- The unveiling took place last Friday, September 20, during a special service at the NTCG Harvest Temple in Wolverhampton.
- Dr. Lyseight is the first person of the Wolverhampton ethnic minority community to receive the prestigious honour.
- Dr. Lyseight devoted his efforts to supporting the black community in their attempts to practise their faith.
A Blue Plaque has been unveiled in the city of Wolverhampton, England, in honour of the late Jamaican Rev. Dr. Oliver A. Lyseight, a founding member of the New Testament Church of God (NTCG) in Britain.
The unveiling took place last Friday, September 20, during a special service at the NTCG Harvest Temple in Wolverhampton.
A Blue Plaque is a permanent sign installed in a public place in the United Kingdom (UK) to commemorate a link between that location and a famous person or event, serving as an historical marker.
Dr. Lyseight is the first person of the Wolverhampton ethnic minority community to receive the prestigious honour.
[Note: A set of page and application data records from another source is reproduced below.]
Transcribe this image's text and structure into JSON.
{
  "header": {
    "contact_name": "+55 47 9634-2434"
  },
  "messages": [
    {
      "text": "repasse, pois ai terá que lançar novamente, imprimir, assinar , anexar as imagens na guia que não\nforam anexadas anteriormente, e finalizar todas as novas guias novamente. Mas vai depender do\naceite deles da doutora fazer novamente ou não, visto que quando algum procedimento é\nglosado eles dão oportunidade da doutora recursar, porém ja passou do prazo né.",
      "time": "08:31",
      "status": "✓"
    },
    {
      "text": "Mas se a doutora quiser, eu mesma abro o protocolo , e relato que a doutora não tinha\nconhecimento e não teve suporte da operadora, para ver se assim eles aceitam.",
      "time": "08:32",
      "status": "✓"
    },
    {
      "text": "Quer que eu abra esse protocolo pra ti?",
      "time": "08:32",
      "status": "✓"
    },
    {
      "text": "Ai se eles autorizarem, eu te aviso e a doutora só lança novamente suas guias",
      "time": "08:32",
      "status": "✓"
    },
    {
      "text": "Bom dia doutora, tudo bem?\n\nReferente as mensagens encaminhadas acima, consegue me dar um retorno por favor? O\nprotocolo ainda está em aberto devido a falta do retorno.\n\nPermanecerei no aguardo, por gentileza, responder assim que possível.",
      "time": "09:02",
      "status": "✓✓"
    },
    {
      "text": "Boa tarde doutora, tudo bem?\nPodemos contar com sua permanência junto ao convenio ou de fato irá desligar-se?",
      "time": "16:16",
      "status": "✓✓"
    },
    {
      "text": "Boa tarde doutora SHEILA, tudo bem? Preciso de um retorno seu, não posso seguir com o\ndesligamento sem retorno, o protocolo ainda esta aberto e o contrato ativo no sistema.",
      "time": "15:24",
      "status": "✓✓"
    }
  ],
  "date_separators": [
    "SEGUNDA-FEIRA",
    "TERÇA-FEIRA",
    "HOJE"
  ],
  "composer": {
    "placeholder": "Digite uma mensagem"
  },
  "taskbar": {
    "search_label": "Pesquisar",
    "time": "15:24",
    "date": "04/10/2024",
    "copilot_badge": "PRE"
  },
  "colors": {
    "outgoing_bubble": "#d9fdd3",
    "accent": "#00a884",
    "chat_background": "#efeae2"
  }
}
“I am very proud that it is a Jamaican of the calibre of Bishop Lyseight, who will become the first citizen from the local black and minority ethnic community in Wolverhampton to be recognised with a Blue Plaque,” said Jamaica’s High Commissioner to the UK, Her Excellency Aloun Ndombet-Assamba, who was the special guest at the ceremony.
“He is indeed worthy of the honour,” she added. “His life, his work and his achievements are inspirational and should serve as a guide, not only to the Jamaican and Caribbean community, but also to the wider society. Bishop Lyseight was truly a great Black Briton, a great Jamaican and a great person,” the High Commissioner added.
The date of the unveiling coincides with the establishment of the first meeting of the church in Wolverhampton exactly 60 years ago. When faced with racism,
Dr. Lyseight devoted his efforts to supporting the black community in their attempts to practise their faith. The New Testament Church of God now has 107 branches across the UK.
Other speakers included the Administrative Bishop of the NTCG, Dr. Eric Brown; and Rev. Millicent Brown, who paid special tribute to Rose Lyseight, the widow of Dr. Lyseight.
Local Member of Parliament, Emma Reynolds, also read a special tribute from the leader of the British Labour Party, Ed Millerand.
The Blue Plaque was spearheaded by Councillor Patrick Vernon, who made the case to the Wolverhampton Civic and Historical Society.
Dr. Lyseight was born in Claremont, Hanover, in 1919. He was the fourth of 12 children. He began his Ministry work in Jamaica in 1941 and after working as a War Food Administration Worker in the United States during World War II, he returned to continue his Ministry work in Jamaica. He became a Licensed Minister in 1946.
Dr. Lyseight went to Britain in 1951. He died in 2006 after a long illness.